-------- TASK INPUT
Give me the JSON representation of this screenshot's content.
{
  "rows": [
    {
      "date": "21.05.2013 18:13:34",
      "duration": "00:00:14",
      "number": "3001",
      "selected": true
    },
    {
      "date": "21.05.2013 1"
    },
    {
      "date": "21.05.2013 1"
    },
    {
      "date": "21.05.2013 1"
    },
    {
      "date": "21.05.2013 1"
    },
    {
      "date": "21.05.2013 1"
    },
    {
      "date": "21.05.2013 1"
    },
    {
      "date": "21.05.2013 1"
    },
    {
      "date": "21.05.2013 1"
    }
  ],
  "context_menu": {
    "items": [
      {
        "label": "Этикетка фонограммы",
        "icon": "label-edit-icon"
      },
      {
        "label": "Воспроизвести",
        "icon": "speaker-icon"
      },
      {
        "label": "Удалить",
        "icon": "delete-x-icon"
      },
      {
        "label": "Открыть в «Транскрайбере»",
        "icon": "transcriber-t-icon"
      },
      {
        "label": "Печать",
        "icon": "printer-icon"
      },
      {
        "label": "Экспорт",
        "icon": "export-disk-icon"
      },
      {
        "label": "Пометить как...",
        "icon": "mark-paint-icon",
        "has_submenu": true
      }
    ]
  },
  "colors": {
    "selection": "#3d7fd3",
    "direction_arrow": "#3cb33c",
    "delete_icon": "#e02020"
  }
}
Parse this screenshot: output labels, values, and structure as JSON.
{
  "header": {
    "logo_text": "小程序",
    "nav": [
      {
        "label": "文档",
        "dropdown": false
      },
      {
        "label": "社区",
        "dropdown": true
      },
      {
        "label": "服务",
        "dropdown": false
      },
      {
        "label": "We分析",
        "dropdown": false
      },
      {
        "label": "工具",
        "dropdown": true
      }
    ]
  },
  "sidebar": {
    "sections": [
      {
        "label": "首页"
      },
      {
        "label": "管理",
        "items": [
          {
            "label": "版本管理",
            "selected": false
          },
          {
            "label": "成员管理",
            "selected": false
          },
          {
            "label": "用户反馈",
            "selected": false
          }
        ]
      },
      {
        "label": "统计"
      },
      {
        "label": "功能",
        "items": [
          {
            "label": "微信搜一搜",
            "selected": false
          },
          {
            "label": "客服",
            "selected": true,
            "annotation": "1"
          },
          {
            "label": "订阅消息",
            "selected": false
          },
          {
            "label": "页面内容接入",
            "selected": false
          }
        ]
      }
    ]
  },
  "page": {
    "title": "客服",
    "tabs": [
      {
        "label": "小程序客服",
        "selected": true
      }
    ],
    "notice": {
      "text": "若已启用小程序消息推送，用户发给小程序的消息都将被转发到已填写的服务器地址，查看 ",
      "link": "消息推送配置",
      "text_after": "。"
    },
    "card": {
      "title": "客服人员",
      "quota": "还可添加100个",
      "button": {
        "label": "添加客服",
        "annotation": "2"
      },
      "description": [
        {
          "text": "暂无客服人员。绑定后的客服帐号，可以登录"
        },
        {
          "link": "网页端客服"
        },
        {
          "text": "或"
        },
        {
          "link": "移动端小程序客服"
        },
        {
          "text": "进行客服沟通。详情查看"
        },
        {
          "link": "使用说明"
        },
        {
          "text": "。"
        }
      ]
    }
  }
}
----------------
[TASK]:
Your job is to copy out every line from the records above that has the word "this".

[RESPONSE TO THE EXERCISE]:
Give me the JSON representation of this screenshot's content.
Parse this screenshot: output labels, values, and structure as JSON.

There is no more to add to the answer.